> **Work instruction**
What lines in the following entries hold the word "Organizační"? Copy each one.

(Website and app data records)
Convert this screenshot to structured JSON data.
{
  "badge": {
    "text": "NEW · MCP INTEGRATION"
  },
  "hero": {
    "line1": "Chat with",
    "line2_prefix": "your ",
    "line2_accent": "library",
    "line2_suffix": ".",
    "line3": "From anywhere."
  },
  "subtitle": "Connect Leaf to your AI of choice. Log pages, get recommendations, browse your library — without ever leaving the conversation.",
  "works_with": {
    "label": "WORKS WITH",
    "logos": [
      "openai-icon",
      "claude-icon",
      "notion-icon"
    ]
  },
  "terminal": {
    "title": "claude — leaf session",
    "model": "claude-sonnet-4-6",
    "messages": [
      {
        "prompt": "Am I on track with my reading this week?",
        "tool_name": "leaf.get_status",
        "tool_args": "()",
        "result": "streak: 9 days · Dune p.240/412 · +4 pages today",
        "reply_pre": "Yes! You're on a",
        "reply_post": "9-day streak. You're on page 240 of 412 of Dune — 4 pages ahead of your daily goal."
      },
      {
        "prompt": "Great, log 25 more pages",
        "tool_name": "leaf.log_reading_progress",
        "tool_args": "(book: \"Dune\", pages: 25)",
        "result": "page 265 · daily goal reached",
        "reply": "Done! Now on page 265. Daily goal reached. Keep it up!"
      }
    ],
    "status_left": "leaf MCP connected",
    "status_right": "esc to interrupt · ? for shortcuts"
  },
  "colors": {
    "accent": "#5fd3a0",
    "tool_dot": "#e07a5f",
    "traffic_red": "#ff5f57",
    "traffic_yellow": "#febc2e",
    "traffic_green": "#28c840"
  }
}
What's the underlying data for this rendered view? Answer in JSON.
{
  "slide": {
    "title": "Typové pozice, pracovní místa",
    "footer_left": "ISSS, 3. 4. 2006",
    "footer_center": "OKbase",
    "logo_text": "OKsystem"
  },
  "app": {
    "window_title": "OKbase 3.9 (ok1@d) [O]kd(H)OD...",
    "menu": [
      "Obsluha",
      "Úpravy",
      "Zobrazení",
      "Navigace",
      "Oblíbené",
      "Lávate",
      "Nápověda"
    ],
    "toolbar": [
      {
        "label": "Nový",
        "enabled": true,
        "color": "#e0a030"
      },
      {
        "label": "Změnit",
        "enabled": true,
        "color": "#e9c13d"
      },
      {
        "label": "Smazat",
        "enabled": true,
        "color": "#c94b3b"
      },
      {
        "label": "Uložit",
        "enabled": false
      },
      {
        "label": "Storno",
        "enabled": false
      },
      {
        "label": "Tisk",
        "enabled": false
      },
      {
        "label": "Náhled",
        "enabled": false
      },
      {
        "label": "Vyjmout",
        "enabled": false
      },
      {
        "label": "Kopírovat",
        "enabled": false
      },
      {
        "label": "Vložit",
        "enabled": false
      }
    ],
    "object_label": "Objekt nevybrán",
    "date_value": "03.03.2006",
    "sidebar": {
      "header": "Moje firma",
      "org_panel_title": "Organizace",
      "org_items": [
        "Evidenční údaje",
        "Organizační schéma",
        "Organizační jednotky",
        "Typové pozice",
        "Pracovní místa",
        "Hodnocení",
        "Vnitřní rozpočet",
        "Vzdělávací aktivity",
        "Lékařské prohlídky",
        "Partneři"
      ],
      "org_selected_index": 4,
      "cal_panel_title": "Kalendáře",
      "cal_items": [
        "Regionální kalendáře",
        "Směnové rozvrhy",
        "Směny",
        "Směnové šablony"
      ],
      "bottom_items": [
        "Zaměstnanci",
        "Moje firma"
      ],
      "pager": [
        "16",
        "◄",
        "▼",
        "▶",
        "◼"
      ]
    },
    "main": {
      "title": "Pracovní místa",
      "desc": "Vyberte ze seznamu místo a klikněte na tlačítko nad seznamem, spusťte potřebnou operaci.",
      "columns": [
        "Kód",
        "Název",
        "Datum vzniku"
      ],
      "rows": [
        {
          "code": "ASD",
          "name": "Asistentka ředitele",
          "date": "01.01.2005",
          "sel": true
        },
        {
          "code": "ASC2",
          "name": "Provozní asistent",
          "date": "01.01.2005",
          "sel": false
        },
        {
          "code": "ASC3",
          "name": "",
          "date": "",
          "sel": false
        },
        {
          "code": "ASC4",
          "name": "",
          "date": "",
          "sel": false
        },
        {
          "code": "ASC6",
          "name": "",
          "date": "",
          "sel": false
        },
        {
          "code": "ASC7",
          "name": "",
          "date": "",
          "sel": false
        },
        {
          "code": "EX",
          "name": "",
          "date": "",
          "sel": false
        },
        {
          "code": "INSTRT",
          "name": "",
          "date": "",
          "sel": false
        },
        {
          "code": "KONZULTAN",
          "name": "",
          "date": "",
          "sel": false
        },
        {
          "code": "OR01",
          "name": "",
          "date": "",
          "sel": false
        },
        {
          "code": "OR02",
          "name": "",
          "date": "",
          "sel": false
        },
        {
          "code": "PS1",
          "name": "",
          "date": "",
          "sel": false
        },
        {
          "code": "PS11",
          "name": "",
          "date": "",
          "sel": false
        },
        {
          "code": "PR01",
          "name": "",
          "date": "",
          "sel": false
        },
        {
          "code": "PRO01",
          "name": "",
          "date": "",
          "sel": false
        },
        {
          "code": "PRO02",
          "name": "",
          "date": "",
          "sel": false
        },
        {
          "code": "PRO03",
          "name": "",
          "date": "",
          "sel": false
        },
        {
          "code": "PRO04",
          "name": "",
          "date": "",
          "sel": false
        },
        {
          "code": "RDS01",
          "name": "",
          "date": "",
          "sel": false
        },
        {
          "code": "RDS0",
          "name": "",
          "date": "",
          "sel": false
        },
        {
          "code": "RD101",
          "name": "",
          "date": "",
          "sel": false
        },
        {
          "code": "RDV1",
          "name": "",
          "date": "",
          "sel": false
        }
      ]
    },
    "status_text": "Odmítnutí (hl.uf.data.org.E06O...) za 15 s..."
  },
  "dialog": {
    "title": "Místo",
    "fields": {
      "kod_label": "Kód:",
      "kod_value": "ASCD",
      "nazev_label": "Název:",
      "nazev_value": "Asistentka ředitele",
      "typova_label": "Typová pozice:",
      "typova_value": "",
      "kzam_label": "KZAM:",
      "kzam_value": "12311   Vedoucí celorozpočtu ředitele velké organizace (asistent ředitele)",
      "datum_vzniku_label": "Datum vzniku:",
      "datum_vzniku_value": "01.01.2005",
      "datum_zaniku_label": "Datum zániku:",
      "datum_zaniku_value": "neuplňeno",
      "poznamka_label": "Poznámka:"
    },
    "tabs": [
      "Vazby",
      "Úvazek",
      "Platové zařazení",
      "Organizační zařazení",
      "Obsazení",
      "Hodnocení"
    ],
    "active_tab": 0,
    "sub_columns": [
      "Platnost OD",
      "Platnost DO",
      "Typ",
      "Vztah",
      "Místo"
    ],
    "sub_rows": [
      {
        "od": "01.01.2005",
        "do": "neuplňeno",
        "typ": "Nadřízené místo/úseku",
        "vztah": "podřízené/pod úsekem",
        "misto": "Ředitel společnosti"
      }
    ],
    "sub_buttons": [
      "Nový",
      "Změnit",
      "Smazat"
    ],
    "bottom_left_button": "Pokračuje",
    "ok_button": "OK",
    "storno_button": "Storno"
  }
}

> **Your solution**
        "Organizační schéma",
        "Organizační jednotky",
      "Organizační zařazení",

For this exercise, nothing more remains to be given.